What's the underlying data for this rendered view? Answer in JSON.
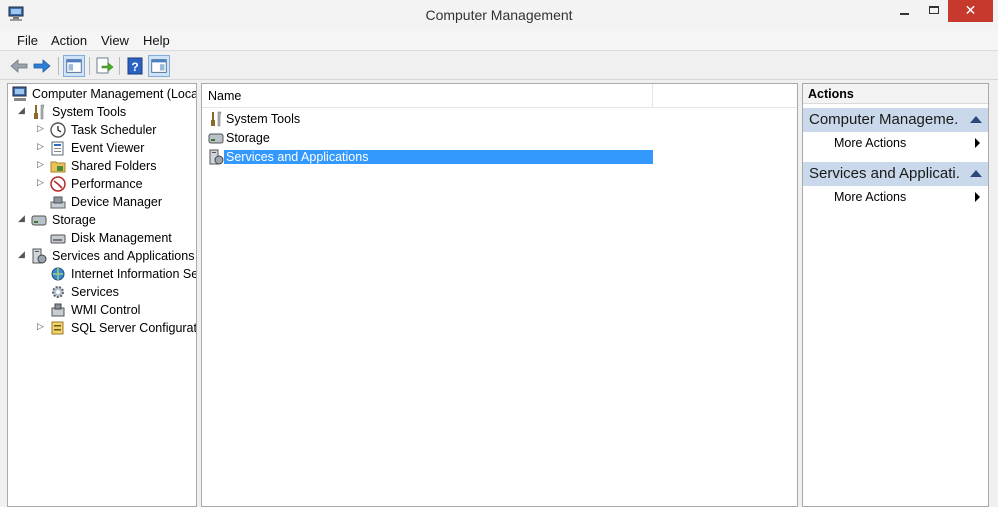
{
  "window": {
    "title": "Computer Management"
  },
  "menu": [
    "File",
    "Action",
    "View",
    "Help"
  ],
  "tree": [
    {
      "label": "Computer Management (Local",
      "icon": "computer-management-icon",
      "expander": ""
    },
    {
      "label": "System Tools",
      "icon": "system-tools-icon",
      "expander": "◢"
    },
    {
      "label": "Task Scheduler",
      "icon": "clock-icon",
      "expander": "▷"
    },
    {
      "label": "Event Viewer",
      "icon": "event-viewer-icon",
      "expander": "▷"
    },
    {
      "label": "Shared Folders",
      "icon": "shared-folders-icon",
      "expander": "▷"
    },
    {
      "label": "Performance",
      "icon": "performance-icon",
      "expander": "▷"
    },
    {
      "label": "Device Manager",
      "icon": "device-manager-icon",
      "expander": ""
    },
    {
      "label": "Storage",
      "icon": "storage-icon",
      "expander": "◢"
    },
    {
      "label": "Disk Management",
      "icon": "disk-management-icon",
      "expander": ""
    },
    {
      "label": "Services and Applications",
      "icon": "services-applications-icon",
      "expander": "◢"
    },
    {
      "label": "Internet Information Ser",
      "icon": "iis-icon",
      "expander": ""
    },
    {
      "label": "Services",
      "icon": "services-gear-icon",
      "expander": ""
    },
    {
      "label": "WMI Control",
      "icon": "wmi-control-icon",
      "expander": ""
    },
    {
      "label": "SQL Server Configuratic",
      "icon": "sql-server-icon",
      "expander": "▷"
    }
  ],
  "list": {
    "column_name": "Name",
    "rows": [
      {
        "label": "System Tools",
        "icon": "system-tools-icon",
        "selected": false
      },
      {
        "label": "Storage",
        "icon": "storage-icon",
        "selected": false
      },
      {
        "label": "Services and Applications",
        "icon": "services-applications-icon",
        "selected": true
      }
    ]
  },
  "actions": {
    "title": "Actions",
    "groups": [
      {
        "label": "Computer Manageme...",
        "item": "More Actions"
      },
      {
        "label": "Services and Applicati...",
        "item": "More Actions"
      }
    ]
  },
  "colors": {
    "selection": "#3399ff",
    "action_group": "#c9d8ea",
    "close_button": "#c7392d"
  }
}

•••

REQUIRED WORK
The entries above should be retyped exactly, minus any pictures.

ANSWER SECTION
What's the underlying data for this rendered view? Answer in JSON.
{
  "window": {
    "title": "Computer Management"
  },
  "menu": [
    "File",
    "Action",
    "View",
    "Help"
  ],
  "tree": [
    {
      "label": "Computer Management (Local",
      "icon": "computer-management-icon",
      "expander": ""
    },
    {
      "label": "System Tools",
      "icon": "system-tools-icon",
      "expander": "◢"
    },
    {
      "label": "Task Scheduler",
      "icon": "clock-icon",
      "expander": "▷"
    },
    {
      "label": "Event Viewer",
      "icon": "event-viewer-icon",
      "expander": "▷"
    },
    {
      "label": "Shared Folders",
      "icon": "shared-folders-icon",
      "expander": "▷"
    },
    {
      "label": "Performance",
      "icon": "performance-icon",
      "expander": "▷"
    },
    {
      "label": "Device Manager",
      "icon": "device-manager-icon",
      "expander": ""
    },
    {
      "label": "Storage",
      "icon": "storage-icon",
      "expander": "◢"
    },
    {
      "label": "Disk Management",
      "icon": "disk-management-icon",
      "expander": ""
    },
    {
      "label": "Services and Applications",
      "icon": "services-applications-icon",
      "expander": "◢"
    },
    {
      "label": "Internet Information Ser",
      "icon": "iis-icon",
      "expander": ""
    },
    {
      "label": "Services",
      "icon": "services-gear-icon",
      "expander": ""
    },
    {
      "label": "WMI Control",
      "icon": "wmi-control-icon",
      "expander": ""
    },
    {
      "label": "SQL Server Configuratic",
      "icon": "sql-server-icon",
      "expander": "▷"
    }
  ],
  "list": {
    "column_name": "Name",
    "rows": [
      {
        "label": "System Tools",
        "icon": "system-tools-icon",
        "selected": false
      },
      {
        "label": "Storage",
        "icon": "storage-icon",
        "selected": false
      },
      {
        "label": "Services and Applications",
        "icon": "services-applications-icon",
        "selected": true
      }
    ]
  },
  "actions": {
    "title": "Actions",
    "groups": [
      {
        "label": "Computer Manageme...",
        "item": "More Actions"
      },
      {
        "label": "Services and Applicati...",
        "item": "More Actions"
      }
    ]
  },
  "colors": {
    "selection": "#3399ff",
    "action_group": "#c9d8ea",
    "close_button": "#c7392d"
  }
}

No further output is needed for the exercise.